[DATA SHOWN — start]

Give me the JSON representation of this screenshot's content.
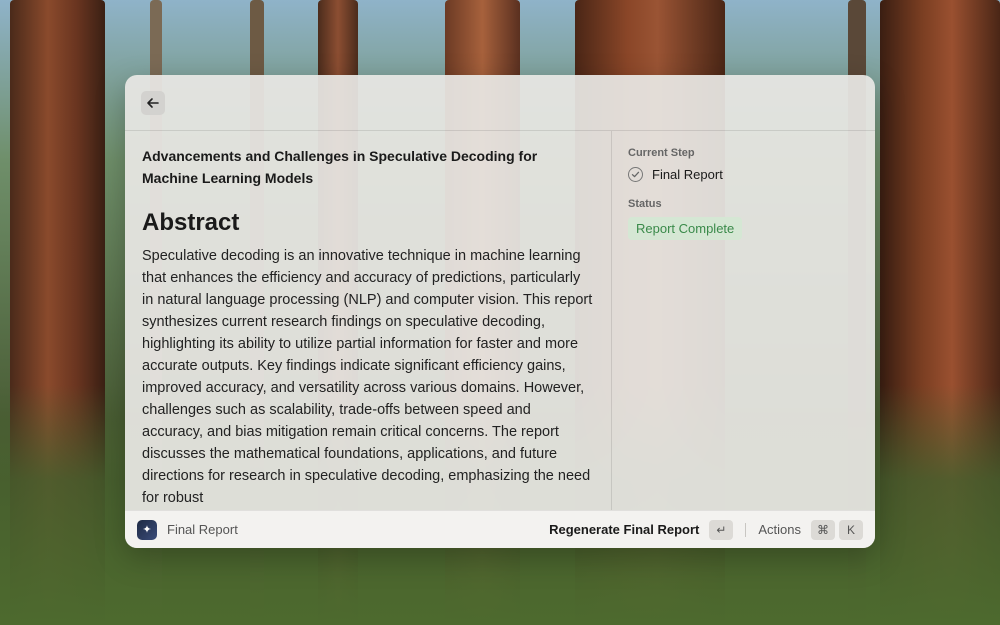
{
  "document": {
    "title": "Advancements and Challenges in Speculative Decoding for Machine Learning Models",
    "section_heading": "Abstract",
    "abstract": "Speculative decoding is an innovative technique in machine learning that enhances the efficiency and accuracy of predictions, particularly in natural language processing (NLP) and computer vision. This report synthesizes current research findings on speculative decoding, highlighting its ability to utilize partial information for faster and more accurate outputs. Key findings indicate significant efficiency gains, improved accuracy, and versatility across various domains. However, challenges such as scalability, trade-offs between speed and accuracy, and bias mitigation remain critical concerns. The report discusses the mathematical foundations, applications, and future directions for research in speculative decoding, emphasizing the need for robust"
  },
  "sidebar": {
    "current_step_label": "Current Step",
    "current_step_value": "Final Report",
    "status_label": "Status",
    "status_value": "Report Complete"
  },
  "footer": {
    "title": "Final Report",
    "primary_action": "Regenerate Final Report",
    "primary_shortcut": "↵",
    "actions_label": "Actions",
    "actions_shortcut_mod": "⌘",
    "actions_shortcut_key": "K"
  },
  "colors": {
    "status_badge_bg": "#d5e7d4",
    "status_badge_text": "#3a8a4a"
  }
}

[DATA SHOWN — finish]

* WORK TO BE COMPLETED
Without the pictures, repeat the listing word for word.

* SOLUTION BELOW
Give me the JSON representation of this screenshot's content.
{
  "document": {
    "title": "Advancements and Challenges in Speculative Decoding for Machine Learning Models",
    "section_heading": "Abstract",
    "abstract": "Speculative decoding is an innovative technique in machine learning that enhances the efficiency and accuracy of predictions, particularly in natural language processing (NLP) and computer vision. This report synthesizes current research findings on speculative decoding, highlighting its ability to utilize partial information for faster and more accurate outputs. Key findings indicate significant efficiency gains, improved accuracy, and versatility across various domains. However, challenges such as scalability, trade-offs between speed and accuracy, and bias mitigation remain critical concerns. The report discusses the mathematical foundations, applications, and future directions for research in speculative decoding, emphasizing the need for robust"
  },
  "sidebar": {
    "current_step_label": "Current Step",
    "current_step_value": "Final Report",
    "status_label": "Status",
    "status_value": "Report Complete"
  },
  "footer": {
    "title": "Final Report",
    "primary_action": "Regenerate Final Report",
    "primary_shortcut": "↵",
    "actions_label": "Actions",
    "actions_shortcut_mod": "⌘",
    "actions_shortcut_key": "K"
  },
  "colors": {
    "status_badge_bg": "#d5e7d4",
    "status_badge_text": "#3a8a4a"
  }
}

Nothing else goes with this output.